Remembering the first seizure and the diagnosis of epilepsy: How much impact do they have in our lives

Aydemir N., Tekcan A. I., Ozkara C.

EPILEPSY & BEHAVIOR, vol.16, no.1, pp.156-160, 2009 (SCI-Expanded) identifier identifier identifier

  • Publication Type: Article / Article
  • Volume: 16 Issue: 1
  • Publication Date: 2009
  • Doi Number: 10.1016/j.yebeh.2009.07.028
  • Journal Name: EPILEPSY & BEHAVIOR
  • Journal Indexes: Science Citation Index Expanded (SCI-EXPANDED), Scopus
  • Page Numbers: pp.156-160
  • Istanbul University Affiliated: Yes
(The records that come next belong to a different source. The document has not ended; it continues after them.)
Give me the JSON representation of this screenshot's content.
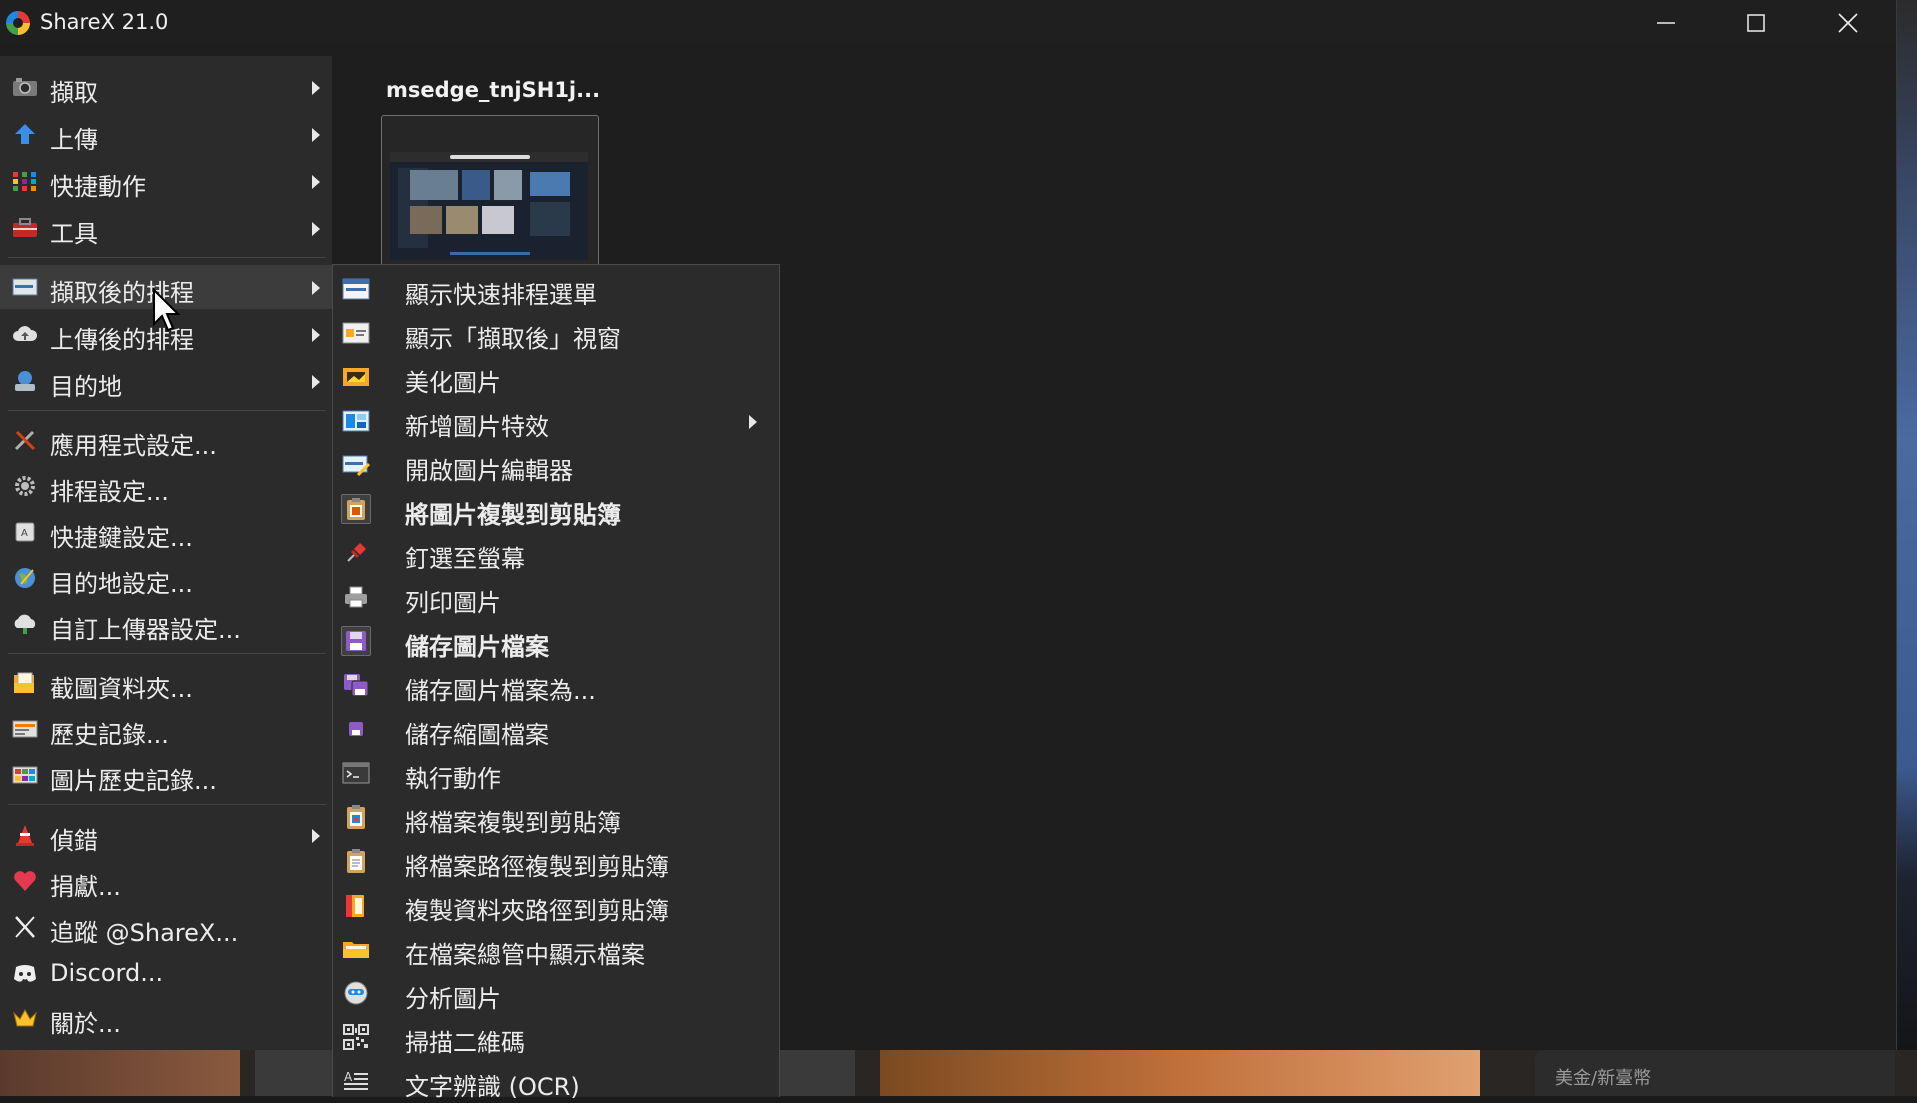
{
  "window": {
    "title": "ShareX 21.0"
  },
  "thumbnail": {
    "title": "msedge_tnjSH1j..."
  },
  "background": {
    "currency_text": "美金/新臺幣"
  },
  "main_menu": [
    {
      "label": "擷取",
      "icon": "camera-icon",
      "submenu": true
    },
    {
      "label": "上傳",
      "icon": "upload-arrow-icon",
      "submenu": true
    },
    {
      "label": "快捷動作",
      "icon": "grid-dots-icon",
      "submenu": true
    },
    {
      "label": "工具",
      "icon": "toolbox-icon",
      "submenu": true
    },
    {
      "label": "擷取後的排程",
      "icon": "after-capture-icon",
      "submenu": true,
      "active": true
    },
    {
      "label": "上傳後的排程",
      "icon": "cloud-icon",
      "submenu": true
    },
    {
      "label": "目的地",
      "icon": "destination-icon",
      "submenu": true
    },
    {
      "label": "應用程式設定...",
      "icon": "wrench-icon"
    },
    {
      "label": "排程設定...",
      "icon": "gear-icon"
    },
    {
      "label": "快捷鍵設定...",
      "icon": "keyboard-icon"
    },
    {
      "label": "目的地設定...",
      "icon": "globe-icon"
    },
    {
      "label": "自訂上傳器設定...",
      "icon": "cloud-upload-icon"
    },
    {
      "label": "截圖資料夾...",
      "icon": "folder-icon"
    },
    {
      "label": "歷史記錄...",
      "icon": "history-icon"
    },
    {
      "label": "圖片歷史記錄...",
      "icon": "image-history-icon"
    },
    {
      "label": "偵錯",
      "icon": "traffic-cone-icon",
      "submenu": true
    },
    {
      "label": "捐獻...",
      "icon": "heart-icon"
    },
    {
      "label": "追蹤 @ShareX...",
      "icon": "x-logo-icon"
    },
    {
      "label": "Discord...",
      "icon": "discord-icon"
    },
    {
      "label": "關於...",
      "icon": "crown-icon"
    }
  ],
  "submenu": [
    {
      "label": "顯示快速排程選單",
      "icon": "quick-menu-icon"
    },
    {
      "label": "顯示「擷取後」視窗",
      "icon": "window-icon"
    },
    {
      "label": "美化圖片",
      "icon": "beautify-icon"
    },
    {
      "label": "新增圖片特效",
      "icon": "effects-icon",
      "submenu": true
    },
    {
      "label": "開啟圖片編輯器",
      "icon": "image-editor-icon"
    },
    {
      "label": "將圖片複製到剪貼簿",
      "icon": "clipboard-image-icon",
      "checked": true
    },
    {
      "label": "釘選至螢幕",
      "icon": "pin-icon"
    },
    {
      "label": "列印圖片",
      "icon": "printer-icon"
    },
    {
      "label": "儲存圖片檔案",
      "icon": "save-icon",
      "checked": true
    },
    {
      "label": "儲存圖片檔案為...",
      "icon": "save-as-icon"
    },
    {
      "label": "儲存縮圖檔案",
      "icon": "save-thumbnail-icon"
    },
    {
      "label": "執行動作",
      "icon": "terminal-icon"
    },
    {
      "label": "將檔案複製到剪貼簿",
      "icon": "clipboard-file-icon"
    },
    {
      "label": "將檔案路徑複製到剪貼簿",
      "icon": "clipboard-path-icon"
    },
    {
      "label": "複製資料夾路徑到剪貼簿",
      "icon": "folder-path-icon"
    },
    {
      "label": "在檔案總管中顯示檔案",
      "icon": "explorer-folder-icon"
    },
    {
      "label": "分析圖片",
      "icon": "analyze-icon"
    },
    {
      "label": "掃描二維碼",
      "icon": "qr-code-icon"
    },
    {
      "label": "文字辨識 (OCR)",
      "icon": "ocr-icon"
    }
  ]
}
The aim of the study described here was to investigate what people with epilepsy (PWE) remember about their first seizures and the diagnoses they received, as well as what healthy control participants (HCP) remember about the first seizure they witnessed. Forty PWE were asked to recall in detail their first seizures and their diagnoses, and 40 HCP were asked to recall the first seizure they witnessed. All participants also rated aspects of their subjective reactions to these experiences. Although the first seizure was more surprising and received more covert rehearsal than the diagnosis, PWE recalled equal numbers of details about the two events. Free recall protocols showed that the memory narratives were longer for the first seizure than for the diagnosis. HCP also showed almost perfect recall for the personal circumstances of the first seizure they witnessed. These findings, combined with strong emotional reactions to these experiences, suggest that they lead to detailed and lasting memories. (c) 2009 Elsevier Inc. All rights reserved.